So here's a question... if you were to count up all the areas in Canada protected for biodiversity, would you include privately-protected lands?

Most people would say 'yes,' but that creates more questions: What would that look like? How would you decide what does or does not count? How would you know if a private land parcel is actually biologically diverse and genuinely protected?

That's the challenge that faces us as we try and meet our commitment to the Convention on Biological Diversity to protect 17% of Canada's terrestrial land base and inland waters. But if done strategically, answering this question can inform everything from regional planning to municipal planning to the conservation planning done by land trusts.

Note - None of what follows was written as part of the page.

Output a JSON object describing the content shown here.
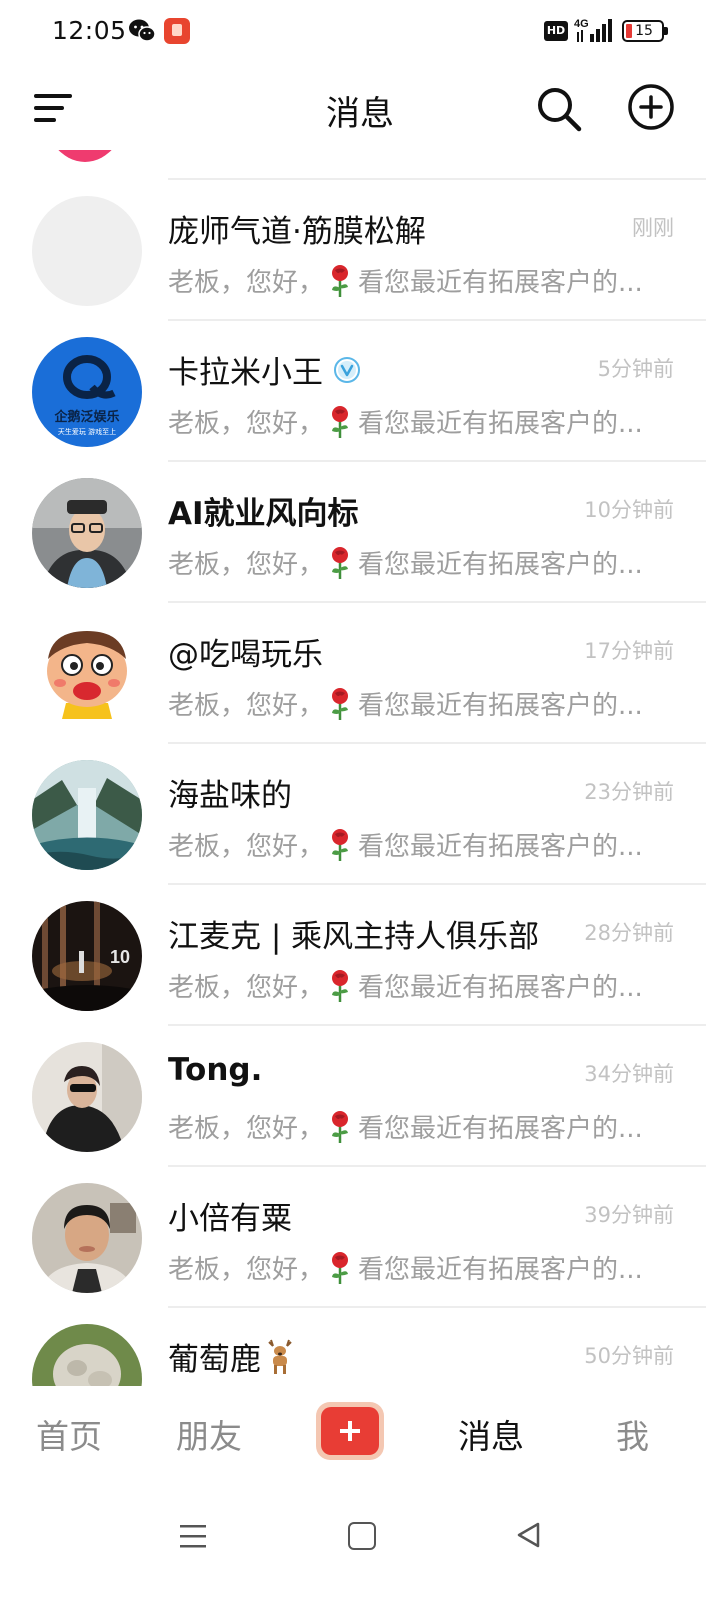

Miistakis' new project is working to help land trusts, the Government of Alberta, and the Government of Canada (Pathway to Target 1) in their various efforts to understand that question. What we are trying to do is:

  • Improve understanding of the contribution of private land conservation to biodiversity conservation;
  • Enhance understanding of how private land conservation can contribute to initiatives like Pathway to Target 1
  • Better-inform inclusion of private land conservation in local and regional planning initiatives; and
  • Increase ability of land trusts to promote their work and secure additional biodiverse lands.

We will be providing our recommendations directly into the land use planning initiatives, land trust operations, and Pathway to Target 1 process.

Stay tuned for our final report out later this year.

In the meantime, the following video clip is a short presentation explaining the issues in blending private land conservation, biodiversity conservation, and our traditional concept of a 'protected area.'